Activity: Scan the entries for the word "Contact", and copy every line where it appears.

Source data:
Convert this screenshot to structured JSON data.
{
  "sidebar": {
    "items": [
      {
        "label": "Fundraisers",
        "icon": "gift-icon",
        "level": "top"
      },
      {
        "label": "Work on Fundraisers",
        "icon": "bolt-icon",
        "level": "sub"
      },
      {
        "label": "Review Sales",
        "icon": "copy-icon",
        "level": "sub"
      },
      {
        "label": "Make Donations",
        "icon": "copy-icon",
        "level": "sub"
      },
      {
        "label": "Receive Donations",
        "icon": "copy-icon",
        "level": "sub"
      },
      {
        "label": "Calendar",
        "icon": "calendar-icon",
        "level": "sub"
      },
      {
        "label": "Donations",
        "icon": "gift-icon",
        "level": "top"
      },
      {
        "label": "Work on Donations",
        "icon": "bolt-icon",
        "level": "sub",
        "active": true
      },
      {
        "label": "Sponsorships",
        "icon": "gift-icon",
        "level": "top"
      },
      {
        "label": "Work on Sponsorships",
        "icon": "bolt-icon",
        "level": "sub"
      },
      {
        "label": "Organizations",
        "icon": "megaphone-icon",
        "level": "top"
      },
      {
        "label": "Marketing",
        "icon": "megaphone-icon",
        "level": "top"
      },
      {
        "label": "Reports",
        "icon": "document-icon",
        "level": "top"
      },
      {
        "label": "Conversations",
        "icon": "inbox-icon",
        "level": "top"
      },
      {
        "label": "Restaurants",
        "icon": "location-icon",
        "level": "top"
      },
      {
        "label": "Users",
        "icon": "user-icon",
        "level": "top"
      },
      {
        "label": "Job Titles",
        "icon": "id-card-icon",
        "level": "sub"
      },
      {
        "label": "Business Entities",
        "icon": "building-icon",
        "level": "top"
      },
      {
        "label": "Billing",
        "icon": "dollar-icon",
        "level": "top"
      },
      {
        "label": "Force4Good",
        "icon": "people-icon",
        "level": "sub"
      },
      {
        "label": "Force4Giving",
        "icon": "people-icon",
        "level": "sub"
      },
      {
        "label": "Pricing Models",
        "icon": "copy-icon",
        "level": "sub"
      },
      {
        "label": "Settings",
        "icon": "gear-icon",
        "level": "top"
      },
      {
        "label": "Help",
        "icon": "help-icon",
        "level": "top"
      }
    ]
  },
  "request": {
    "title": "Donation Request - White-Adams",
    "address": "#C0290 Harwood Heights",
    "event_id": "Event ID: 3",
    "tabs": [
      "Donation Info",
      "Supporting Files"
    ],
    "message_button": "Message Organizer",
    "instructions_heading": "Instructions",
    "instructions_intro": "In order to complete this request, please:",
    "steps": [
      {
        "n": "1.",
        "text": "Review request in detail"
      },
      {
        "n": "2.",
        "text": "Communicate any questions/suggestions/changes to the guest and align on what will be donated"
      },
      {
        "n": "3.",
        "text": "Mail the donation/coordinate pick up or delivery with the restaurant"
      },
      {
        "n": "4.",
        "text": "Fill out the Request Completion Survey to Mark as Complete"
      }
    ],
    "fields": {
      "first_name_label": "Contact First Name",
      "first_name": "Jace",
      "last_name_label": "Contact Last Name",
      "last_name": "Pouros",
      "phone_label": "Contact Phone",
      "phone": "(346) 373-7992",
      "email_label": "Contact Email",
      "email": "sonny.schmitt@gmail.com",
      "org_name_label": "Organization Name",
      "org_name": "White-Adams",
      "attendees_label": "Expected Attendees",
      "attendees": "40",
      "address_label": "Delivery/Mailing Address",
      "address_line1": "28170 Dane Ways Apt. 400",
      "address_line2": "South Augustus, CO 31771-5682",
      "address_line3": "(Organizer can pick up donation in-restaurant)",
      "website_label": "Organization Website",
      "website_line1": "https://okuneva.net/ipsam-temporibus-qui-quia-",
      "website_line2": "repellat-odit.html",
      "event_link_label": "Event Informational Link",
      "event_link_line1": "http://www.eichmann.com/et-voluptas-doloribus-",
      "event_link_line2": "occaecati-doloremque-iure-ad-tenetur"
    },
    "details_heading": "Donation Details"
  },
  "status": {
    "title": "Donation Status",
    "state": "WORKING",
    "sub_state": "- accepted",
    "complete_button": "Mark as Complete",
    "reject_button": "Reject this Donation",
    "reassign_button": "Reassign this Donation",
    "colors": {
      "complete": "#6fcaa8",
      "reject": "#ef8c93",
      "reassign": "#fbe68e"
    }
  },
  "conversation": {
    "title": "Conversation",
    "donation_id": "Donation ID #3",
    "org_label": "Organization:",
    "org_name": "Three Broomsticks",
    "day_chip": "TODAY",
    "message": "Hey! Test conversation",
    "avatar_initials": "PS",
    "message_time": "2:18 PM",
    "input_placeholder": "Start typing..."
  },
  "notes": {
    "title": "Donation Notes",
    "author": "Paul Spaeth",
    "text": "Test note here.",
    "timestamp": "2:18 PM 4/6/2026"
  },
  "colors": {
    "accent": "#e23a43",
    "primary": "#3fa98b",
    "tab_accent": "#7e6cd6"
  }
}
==
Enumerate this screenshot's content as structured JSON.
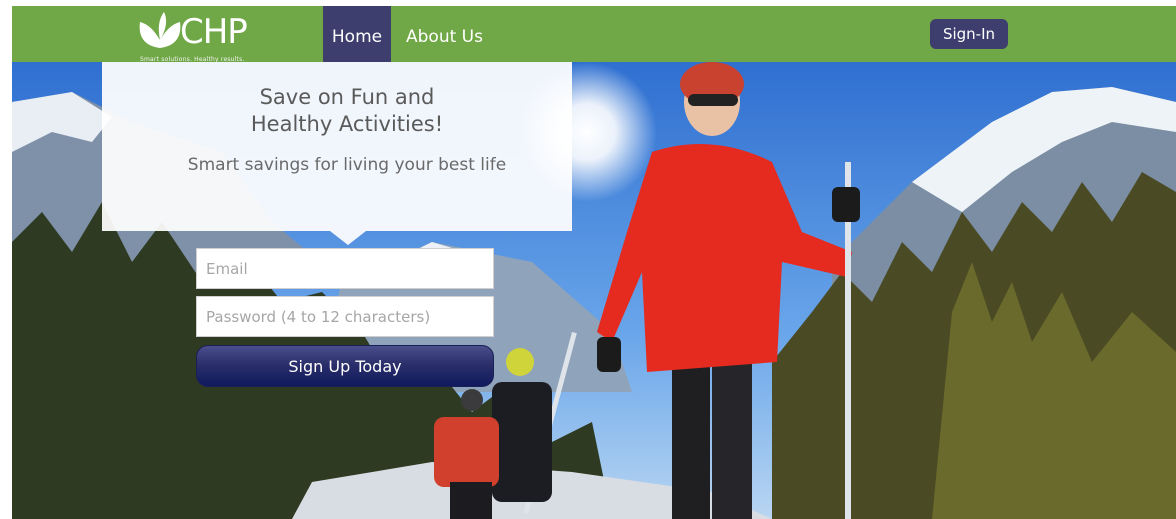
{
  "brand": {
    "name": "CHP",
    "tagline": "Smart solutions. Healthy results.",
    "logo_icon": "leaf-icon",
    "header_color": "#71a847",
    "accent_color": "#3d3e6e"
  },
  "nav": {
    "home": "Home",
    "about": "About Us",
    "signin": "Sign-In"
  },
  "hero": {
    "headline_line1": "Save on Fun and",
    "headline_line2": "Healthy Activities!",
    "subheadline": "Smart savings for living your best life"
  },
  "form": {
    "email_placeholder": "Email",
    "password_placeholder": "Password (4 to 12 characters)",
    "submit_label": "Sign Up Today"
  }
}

Answer to the problem:
      "first_name_label": "Contact First Name",
      "last_name_label": "Contact Last Name",
      "phone_label": "Contact Phone",
      "email_label": "Contact Email",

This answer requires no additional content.